'By the passage of the act of April 22, 1943 (57 Stat. 66), commonly referred to as the Foreign Claims Act, the Congress made available to the War Department a thoroughly satisfactory and workable basis for the settlement of claims for damage caused by our armed forces in foreign countries.
'The next forward step came with the passage of the act of July 3, 1943, which consolidated all then existing statutory provisions for the administrative settlement of claims other than claims under the Foreign Claims Act and claims of War Department and Army personnel.
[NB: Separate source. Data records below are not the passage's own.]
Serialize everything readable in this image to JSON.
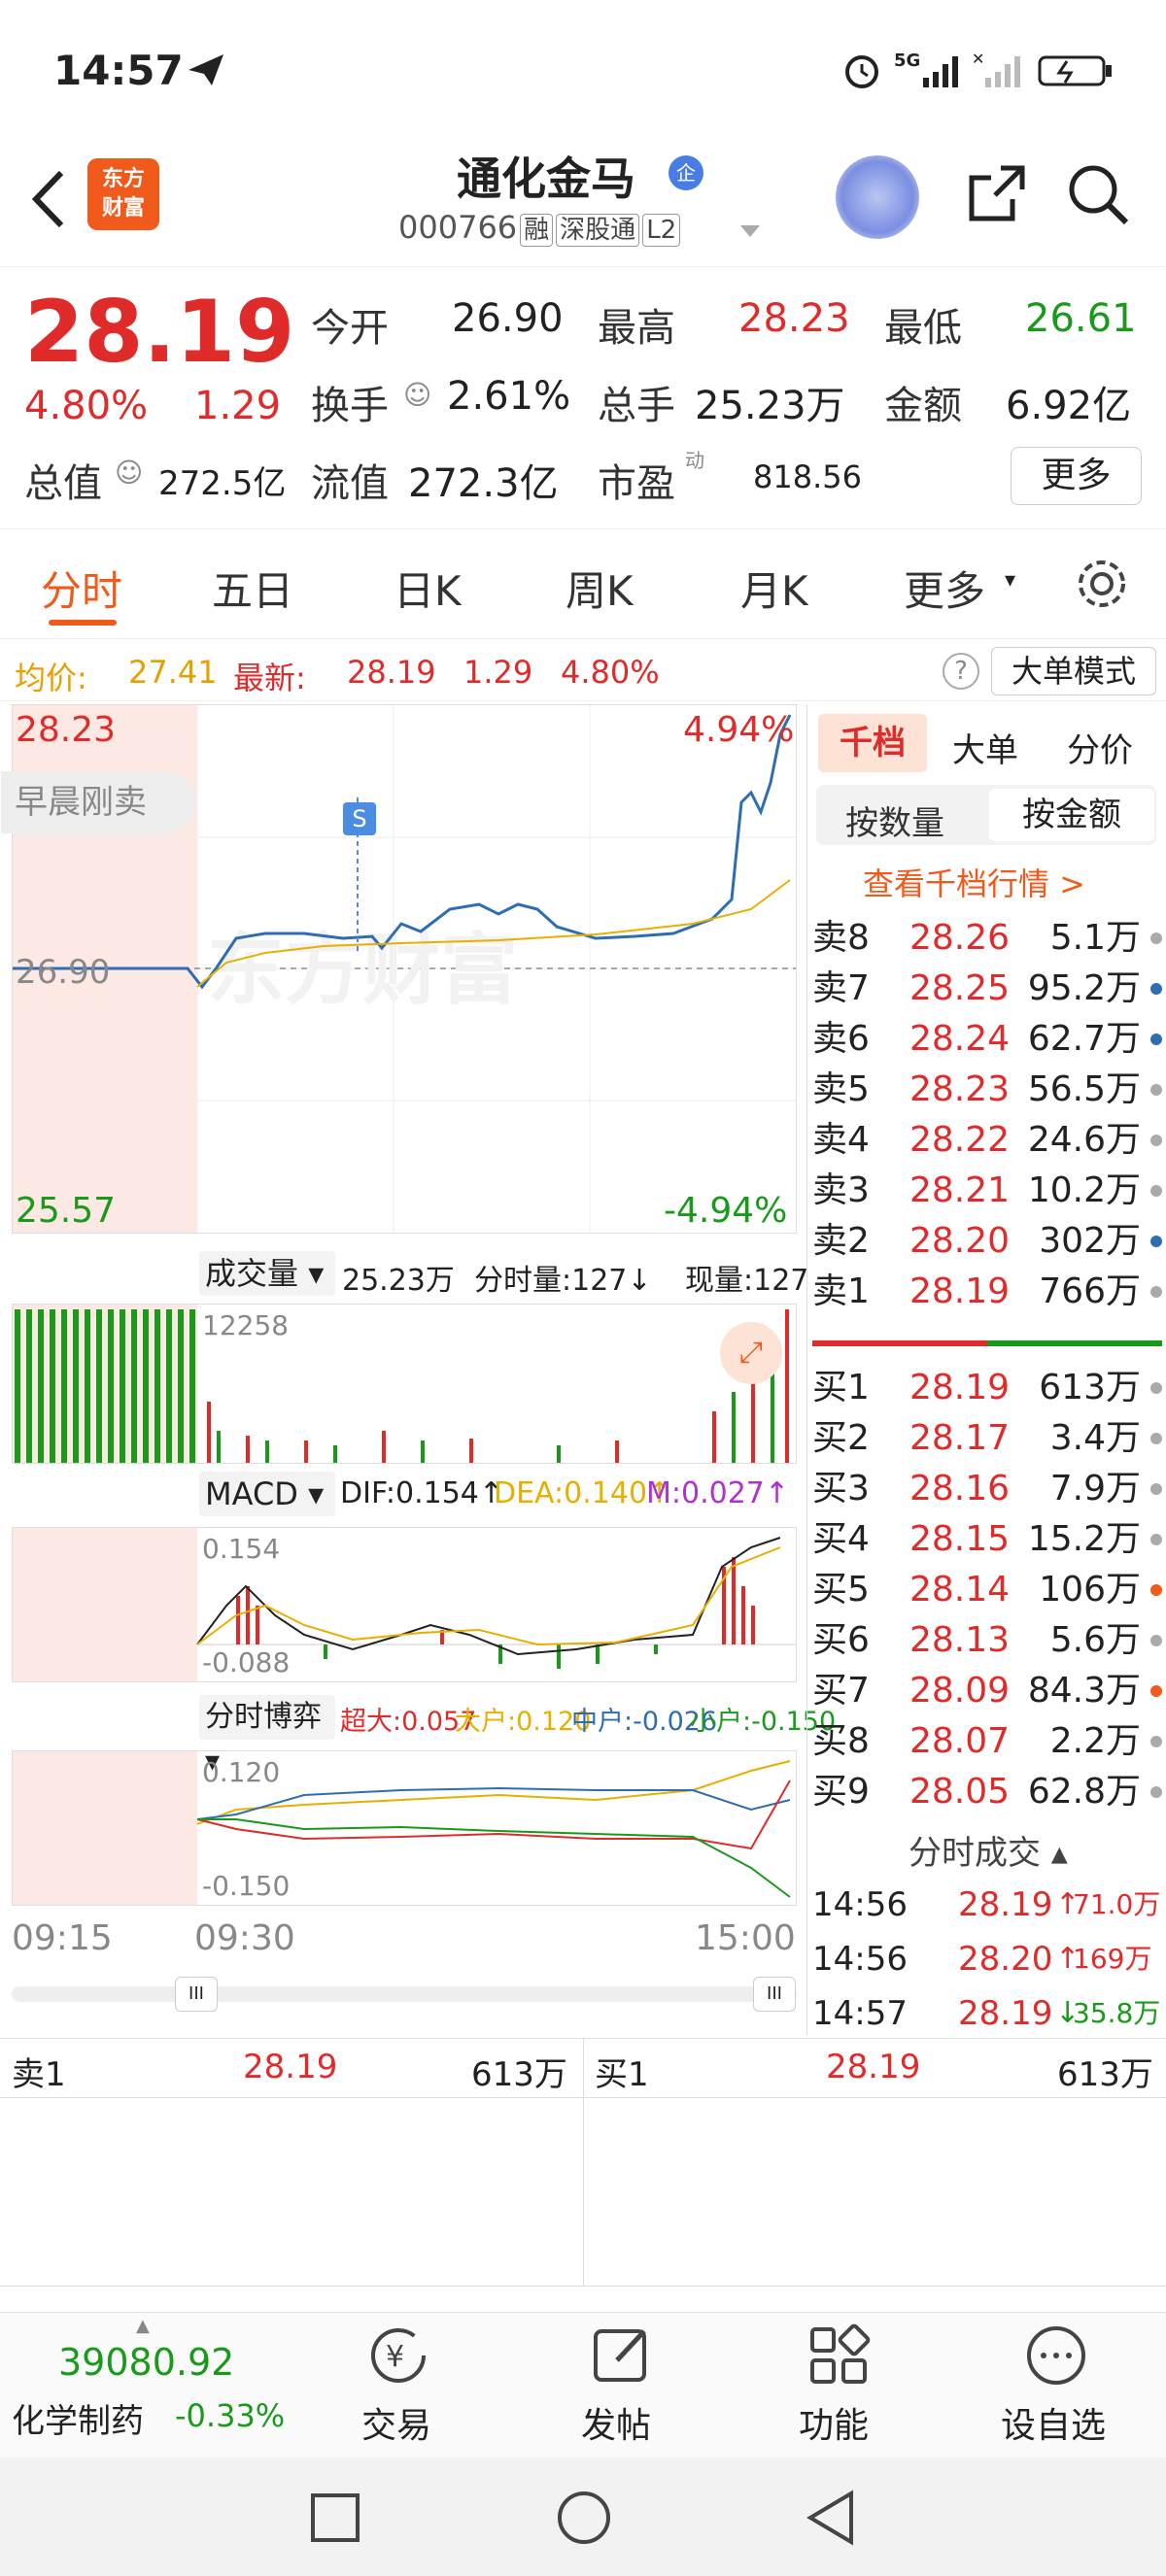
{
  "status": {
    "time": "14:57"
  },
  "header": {
    "logo_text_1": "东方",
    "logo_text_2": "财富",
    "title": "通化金马",
    "title_badge": "企",
    "code": "000766",
    "tags": [
      "融",
      "深股通",
      "L2"
    ]
  },
  "quote": {
    "price": "28.19",
    "pct": "4.80%",
    "change": "1.29",
    "open_label": "今开",
    "open": "26.90",
    "high_label": "最高",
    "high": "28.23",
    "low_label": "最低",
    "low": "26.61",
    "turnover_label": "换手",
    "turnover": "2.61%",
    "volume_label": "总手",
    "volume": "25.23万",
    "amount_label": "金额",
    "amount": "6.92亿",
    "mktcap_label": "总值",
    "mktcap": "272.5亿",
    "float_label": "流值",
    "float": "272.3亿",
    "pe_label": "市盈",
    "pe_sup": "动",
    "pe": "818.56",
    "more": "更多"
  },
  "tabs": [
    "分时",
    "五日",
    "日K",
    "周K",
    "月K",
    "更多"
  ],
  "avgbar": {
    "avg_label": "均价:",
    "avg": "27.41",
    "last_label": "最新:",
    "last": "28.19",
    "chg": "1.29",
    "pct": "4.80%",
    "mode_btn": "大单模式"
  },
  "chart": {
    "ymax": "28.23",
    "ymin": "25.57",
    "pct_max": "4.94%",
    "pct_min": "-4.94%",
    "mid": "26.90",
    "early": "早晨刚卖",
    "marker": "S",
    "watermark": "东方财富",
    "vol_label": "成交量",
    "vol_total": "25.23万",
    "vol_fen": "分时量:127↓",
    "vol_now": "现量:127",
    "vol_max": "12258",
    "macd_label": "MACD",
    "dif": "DIF:0.154↑",
    "dea": "DEA:0.140↑",
    "m": "M:0.027↑",
    "macd_top": "0.154",
    "macd_bot": "-0.088",
    "game_label": "分时博弈",
    "cd": "超大:0.057",
    "dh": "大户:0.120",
    "zh": "中户:-0.026",
    "xh": "小户:-0.150",
    "game_top": "0.120",
    "game_bot": "-0.150",
    "t1": "09:15",
    "t2": "09:30",
    "t3": "15:00"
  },
  "colors": {
    "red": "#e02b2b",
    "green": "#1a9a1a",
    "orange": "#f05a1b",
    "blue": "#2f6db3"
  },
  "orderbook": {
    "tabs": [
      "千档",
      "大单",
      "分价"
    ],
    "sub_tabs": [
      "按数量",
      "按金额"
    ],
    "link": "查看千档行情 >",
    "sells": [
      {
        "label": "卖8",
        "price": "28.26",
        "vol": "5.1万",
        "dot": "gray"
      },
      {
        "label": "卖7",
        "price": "28.25",
        "vol": "95.2万",
        "dot": "blue"
      },
      {
        "label": "卖6",
        "price": "28.24",
        "vol": "62.7万",
        "dot": "blue"
      },
      {
        "label": "卖5",
        "price": "28.23",
        "vol": "56.5万",
        "dot": "gray"
      },
      {
        "label": "卖4",
        "price": "28.22",
        "vol": "24.6万",
        "dot": "gray"
      },
      {
        "label": "卖3",
        "price": "28.21",
        "vol": "10.2万",
        "dot": "gray"
      },
      {
        "label": "卖2",
        "price": "28.20",
        "vol": "302万",
        "dot": "blue"
      },
      {
        "label": "卖1",
        "price": "28.19",
        "vol": "766万",
        "dot": "gray"
      }
    ],
    "buys": [
      {
        "label": "买1",
        "price": "28.19",
        "vol": "613万",
        "dot": "gray"
      },
      {
        "label": "买2",
        "price": "28.17",
        "vol": "3.4万",
        "dot": "gray"
      },
      {
        "label": "买3",
        "price": "28.16",
        "vol": "7.9万",
        "dot": "gray"
      },
      {
        "label": "买4",
        "price": "28.15",
        "vol": "15.2万",
        "dot": "gray"
      },
      {
        "label": "买5",
        "price": "28.14",
        "vol": "106万",
        "dot": "orange"
      },
      {
        "label": "买6",
        "price": "28.13",
        "vol": "5.6万",
        "dot": "gray"
      },
      {
        "label": "买7",
        "price": "28.09",
        "vol": "84.3万",
        "dot": "orange"
      },
      {
        "label": "买8",
        "price": "28.07",
        "vol": "2.2万",
        "dot": "gray"
      },
      {
        "label": "买9",
        "price": "28.05",
        "vol": "62.8万",
        "dot": "gray"
      }
    ],
    "ticks_title": "分时成交",
    "ticks": [
      {
        "time": "14:56",
        "price": "28.19",
        "arrow": "↑",
        "vol": "71.0万",
        "dir": "up"
      },
      {
        "time": "14:56",
        "price": "28.20",
        "arrow": "↑",
        "vol": "169万",
        "dir": "up"
      },
      {
        "time": "14:57",
        "price": "28.19",
        "arrow": "↓",
        "vol": "35.8万",
        "dir": "down"
      }
    ]
  },
  "bottom_quote": {
    "sell_label": "卖1",
    "sell_price": "28.19",
    "sell_vol": "613万",
    "buy_label": "买1",
    "buy_price": "28.19",
    "buy_vol": "613万"
  },
  "bottom_bar": {
    "index_value": "39080.92",
    "index_name": "化学制药",
    "index_pct": "-0.33%",
    "items": [
      "交易",
      "发帖",
      "功能",
      "设自选"
    ]
  }
}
'The only field of statutory authorization with respect to military claims which has not been modernized to meet present conditions is that covering the claims of military personnel and civilian employees of the War Department or of the Army for damage to or loss, destruction, capture, or abandonment of personal property occurring incident to their service. Fair, just, and prompt administrative processing of these claims is of paramount importance, especially in time of war. The manner in which such claims are handled and the length of time required to effect payment or other final action has a direct effect upon morale in the Army and upon relatives and friends on the home front. At the present time, members of our armed forces and civilian employees of the War Department or of the Army stationed in all parts of the world are continuously subjected to hazards which result in loss, damage, or destruction of their personal property. It has become apparent that there is urgent need for new legislation to effect a fair, equitable, and uniform basis for the settlement of such claims.
'Enactment of the enclosed bill would make possible the settlement by disapproval, replacement in kind, or payment in money, of claims for damage to or loss, destruction, capture, or abandonment of personal property coming within the provisions thereof to be effected, after appropriate investigation and recommendation, by the Secretary of War, with power to delegate such authority in appropriate classes of cases and under applicable Army regulations.'
2 The Military Personnel Claims Act of March 3, 1885, 23 Stat. 350; The 'Gunfire Act' of August 24, 1912, 37 Stat. 586; The Military Personnel Claims Act of July 9, 1918, 40 Stat. 880; The Military Personnel Claims Act of March 4, 1921, 41 Stat. 1436; The Small Tort Claims Act of December 28, 1922, 42 Stat. 1066; The Military Claims Act of July 3, 1943, 57 Stat. 372.